* In his Father's Day piece in The Sunday Telegraph, meanwhile, the PM moved on from praising his dad's influence to arguing that we stigmatise absentee fathers as if they were "beyond the pale" drunk drivers. Mr Cameron learnt about responsibility from dad Ian, he writes, who went to work "before the crack of dawn", and "did not come back until late at night". For being off before the kids were up and returning long after they were in bed, he is lauded as a shining contrast to the absentee father. Have I missed something important?

* Encouragement for tennis fans from Frankie Boyle. "Andy Murray won the Queen's tournament," wrote Frankie in The Sun. "He'll have a great chance of winning Wimbledon now if none of the other top players enter that either." Both hilarious and acutely observed. Queen's was embarrassingly weak. There was a promising Spaniard in the draw – Rafael something or other, I think – but, as Frankie said, none of the top players bothered to enter.

* More bad news, alas, for Frankie's predecessor in The Sun. Jon Gaunt has lost his appeal against Ofcom's ruling that the "health Nazi" interview which cost him his TalkSport berth breached its code. Have you guessed yet where Gaunty, who memorably included Rolf Harris among his top 10 greatest living Britons, goes from here? Me neither. Much like Dustin Hoffman's impossibly precious Michael Dorsey in Tootsie, it seems no one will hire him. Perhaps it's time he tried his luck as a woman, and applied for The Spectator's uber right-wing female ranter blog spot vacated by Mad Melanie Phillips. Go, Gaunty, go! You can't sit by the phone waiting for All Souls to ring forever.

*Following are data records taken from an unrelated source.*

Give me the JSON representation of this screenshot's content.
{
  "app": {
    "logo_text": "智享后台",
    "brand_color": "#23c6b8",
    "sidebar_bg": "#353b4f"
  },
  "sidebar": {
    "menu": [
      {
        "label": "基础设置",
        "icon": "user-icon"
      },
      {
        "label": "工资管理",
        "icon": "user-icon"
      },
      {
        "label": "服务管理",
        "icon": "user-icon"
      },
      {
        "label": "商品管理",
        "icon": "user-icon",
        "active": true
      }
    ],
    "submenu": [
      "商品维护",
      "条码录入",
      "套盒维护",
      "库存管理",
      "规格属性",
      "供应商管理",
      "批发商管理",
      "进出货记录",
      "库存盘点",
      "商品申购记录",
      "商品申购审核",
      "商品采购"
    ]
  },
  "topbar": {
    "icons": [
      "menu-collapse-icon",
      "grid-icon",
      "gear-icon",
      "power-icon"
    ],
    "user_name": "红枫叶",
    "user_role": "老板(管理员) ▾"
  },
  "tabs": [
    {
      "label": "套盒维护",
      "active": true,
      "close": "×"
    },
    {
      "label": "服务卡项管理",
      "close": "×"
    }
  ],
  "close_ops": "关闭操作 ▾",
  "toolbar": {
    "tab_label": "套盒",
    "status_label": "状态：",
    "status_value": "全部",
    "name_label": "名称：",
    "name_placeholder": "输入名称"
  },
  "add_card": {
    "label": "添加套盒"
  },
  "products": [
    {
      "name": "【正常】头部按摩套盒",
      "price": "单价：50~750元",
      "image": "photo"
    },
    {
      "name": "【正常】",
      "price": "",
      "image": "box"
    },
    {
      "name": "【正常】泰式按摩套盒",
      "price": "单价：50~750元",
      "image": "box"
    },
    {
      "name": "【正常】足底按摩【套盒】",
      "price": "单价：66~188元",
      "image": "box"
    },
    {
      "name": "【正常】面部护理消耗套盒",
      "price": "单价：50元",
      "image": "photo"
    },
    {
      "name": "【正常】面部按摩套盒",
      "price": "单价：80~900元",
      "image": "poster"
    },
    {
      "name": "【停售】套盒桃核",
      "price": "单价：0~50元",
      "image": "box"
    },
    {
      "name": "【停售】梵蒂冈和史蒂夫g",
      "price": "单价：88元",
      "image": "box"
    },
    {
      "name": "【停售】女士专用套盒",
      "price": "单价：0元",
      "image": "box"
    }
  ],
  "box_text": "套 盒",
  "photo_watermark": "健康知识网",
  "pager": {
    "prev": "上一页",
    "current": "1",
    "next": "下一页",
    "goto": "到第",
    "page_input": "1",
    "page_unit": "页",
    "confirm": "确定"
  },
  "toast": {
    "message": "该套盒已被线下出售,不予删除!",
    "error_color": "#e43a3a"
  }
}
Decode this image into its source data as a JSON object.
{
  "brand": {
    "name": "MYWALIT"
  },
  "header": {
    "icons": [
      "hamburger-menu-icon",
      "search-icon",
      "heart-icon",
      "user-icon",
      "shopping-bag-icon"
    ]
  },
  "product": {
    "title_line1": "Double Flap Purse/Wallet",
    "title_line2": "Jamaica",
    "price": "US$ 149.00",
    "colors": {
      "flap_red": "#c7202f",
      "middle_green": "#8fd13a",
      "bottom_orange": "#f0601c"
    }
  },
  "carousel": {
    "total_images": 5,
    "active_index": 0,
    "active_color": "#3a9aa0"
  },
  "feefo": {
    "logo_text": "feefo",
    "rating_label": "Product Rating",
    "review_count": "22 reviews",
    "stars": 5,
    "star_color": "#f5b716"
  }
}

* As for Little Lord Flauntthelolly's successor as Tottenham chairman, a word for Daniel Levy. Manager Harry Redknapp seems unconvinced, in doth-protest-too-much kinda way, by your promise not to sell our beloved Luka Modric to Chelsea for any price. "That's what the chairman says and that's good enough for me," declares Harry. "He means that, I know he means that ... He can't backtrack...."

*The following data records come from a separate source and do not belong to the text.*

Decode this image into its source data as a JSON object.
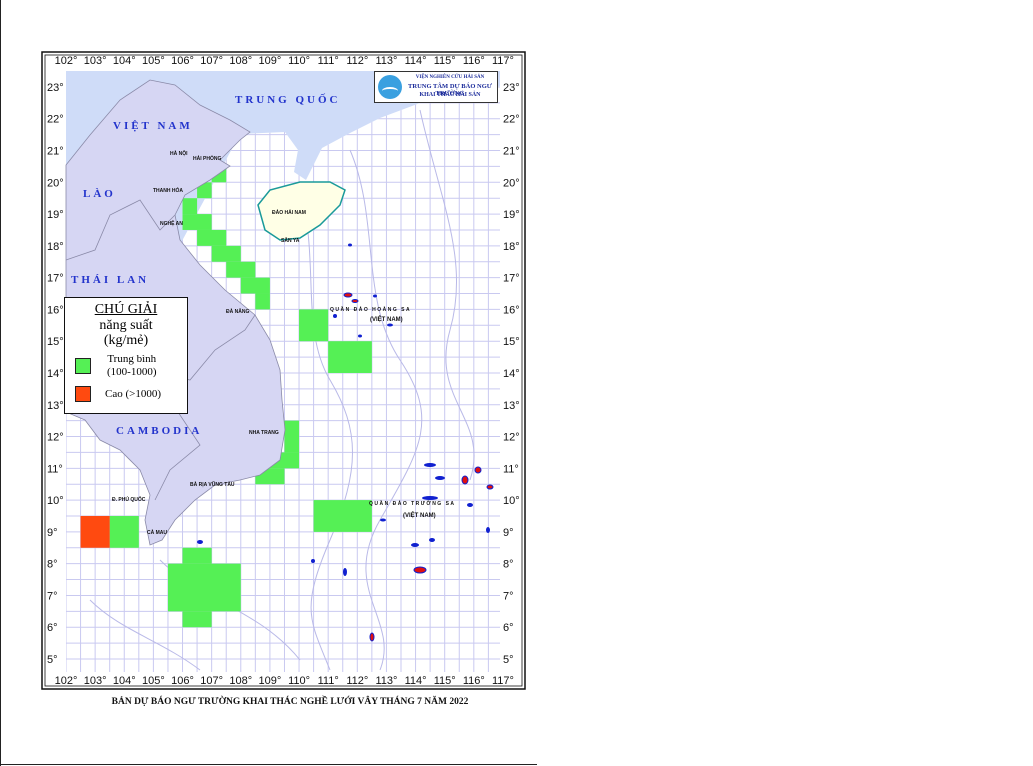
{
  "map": {
    "lon_ticks": [
      "102°",
      "103°",
      "104°",
      "105°",
      "106°",
      "107°",
      "108°",
      "109°",
      "110°",
      "111°",
      "112°",
      "113°",
      "114°",
      "115°",
      "116°",
      "117°"
    ],
    "lat_ticks": [
      "23°",
      "22°",
      "21°",
      "20°",
      "19°",
      "18°",
      "17°",
      "16°",
      "15°",
      "14°",
      "13°",
      "12°",
      "11°",
      "10°",
      "9°",
      "8°",
      "7°",
      "6°",
      "5°"
    ],
    "lon_range": [
      102,
      117
    ],
    "lat_range": [
      5,
      23
    ],
    "grid_step_deg": 0.5,
    "colors": {
      "sea_outside": "#cfdcf8",
      "sea_grid": "#ffffff",
      "grid": "#c9c9f0",
      "land": "#d6d6f3",
      "hainan": "#ffffe6",
      "hainan_border": "#1a9a9a",
      "medium": "#55f055",
      "high": "#ff4a10"
    },
    "countries": {
      "china": "TRUNG QUỐC",
      "vietnam": "VIỆT NAM",
      "laos": "LÀO",
      "thailand": "THÁI LAN",
      "cambodia": "CAMBODIA"
    },
    "places": {
      "ha_noi": "HÀ NỘI",
      "hai_phong": "HẢI PHÒNG",
      "thanh_hoa": "THANH HÓA",
      "nghe_an": "NGHỆ AN",
      "da_nang": "ĐÀ NẴNG",
      "nha_trang": "NHA TRANG",
      "ba_ria_vung_tau": "BÀ RỊA VŨNG TÀU",
      "ca_mau": "CÀ MAU",
      "phu_quoc": "Đ. PHÚ QUỐC",
      "hainan": "ĐẢO HẢI NAM",
      "sanya": "SÂN YA"
    },
    "archipelagos": {
      "hoang_sa": "QUẦN ĐẢO HOÀNG SA",
      "hoang_sa_country": "(VIỆT NAM)",
      "truong_sa": "QUẦN ĐẢO TRƯỜNG SA",
      "truong_sa_country": "(VIỆT NAM)"
    },
    "forecast_cells": [
      {
        "level": "medium",
        "lon": [
          107,
          107.5
        ],
        "lat": [
          20,
          20.5
        ]
      },
      {
        "level": "medium",
        "lon": [
          106.5,
          107
        ],
        "lat": [
          19.5,
          20
        ]
      },
      {
        "level": "medium",
        "lon": [
          106,
          106.5
        ],
        "lat": [
          19,
          19.5
        ]
      },
      {
        "level": "medium",
        "lon": [
          106,
          107
        ],
        "lat": [
          18.5,
          19
        ]
      },
      {
        "level": "medium",
        "lon": [
          106.5,
          107.5
        ],
        "lat": [
          18,
          18.5
        ]
      },
      {
        "level": "medium",
        "lon": [
          107,
          108
        ],
        "lat": [
          17.5,
          18
        ]
      },
      {
        "level": "medium",
        "lon": [
          107.5,
          108.5
        ],
        "lat": [
          17,
          17.5
        ]
      },
      {
        "level": "medium",
        "lon": [
          108,
          109
        ],
        "lat": [
          16.5,
          17
        ]
      },
      {
        "level": "medium",
        "lon": [
          108.5,
          109
        ],
        "lat": [
          16,
          16.5
        ]
      },
      {
        "level": "medium",
        "lon": [
          110,
          111
        ],
        "lat": [
          15,
          16
        ]
      },
      {
        "level": "medium",
        "lon": [
          111,
          112.5
        ],
        "lat": [
          14,
          15
        ]
      },
      {
        "level": "medium",
        "lon": [
          109.5,
          110
        ],
        "lat": [
          11.5,
          12.5
        ]
      },
      {
        "level": "medium",
        "lon": [
          109,
          110
        ],
        "lat": [
          11,
          11.5
        ]
      },
      {
        "level": "medium",
        "lon": [
          108.5,
          109.5
        ],
        "lat": [
          10.5,
          11
        ]
      },
      {
        "level": "medium",
        "lon": [
          110.5,
          112.5
        ],
        "lat": [
          9,
          10
        ]
      },
      {
        "level": "medium",
        "lon": [
          103.5,
          104.5
        ],
        "lat": [
          8.5,
          9.5
        ]
      },
      {
        "level": "high",
        "lon": [
          102.5,
          103.5
        ],
        "lat": [
          8.5,
          9.5
        ]
      },
      {
        "level": "medium",
        "lon": [
          106,
          107
        ],
        "lat": [
          8,
          8.5
        ]
      },
      {
        "level": "medium",
        "lon": [
          105.5,
          108
        ],
        "lat": [
          6.5,
          8
        ]
      },
      {
        "level": "medium",
        "lon": [
          106,
          107
        ],
        "lat": [
          6,
          6.5
        ]
      }
    ]
  },
  "legend": {
    "title": "CHÚ GIẢI",
    "subtitle_1": "năng suất",
    "subtitle_2": "(kg/mẻ)",
    "items": [
      {
        "label_1": "Trung bình",
        "label_2": "(100-1000)",
        "color": "#55f055"
      },
      {
        "label_1": "Cao (>1000)",
        "color": "#ff4a10"
      }
    ]
  },
  "logo": {
    "line_1": "VIỆN NGHIÊN CỨU HẢI SẢN",
    "line_2": "TRUNG TÂM DỰ BÁO NGƯ TRƯỜNG",
    "line_3": "KHAI THÁC HẢI SẢN"
  },
  "caption": "BẢN DỰ BÁO NGƯ TRƯỜNG KHAI THÁC NGHỀ LƯỚI VÂY THÁNG 7 NĂM 2022"
}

Harry, we see what you're up to there. Who knows whether it will work? Daniel famously has a First in Land Economy from Cambridge. Time will tell if he has the doctorate in Truth Economy to go with it.

* Another underrated intellectual dips a toe into the fetid pond of phone-hacking. Lord Sugar demands the jailing not only of the editors of guilty titles, but also their proprietors. This, after personally pocketing £35m from the £125m sale of his satellite dish-maker Amstrad to Rupert Murdoch's BSkyB four years ago. The platform-shoed ingrate.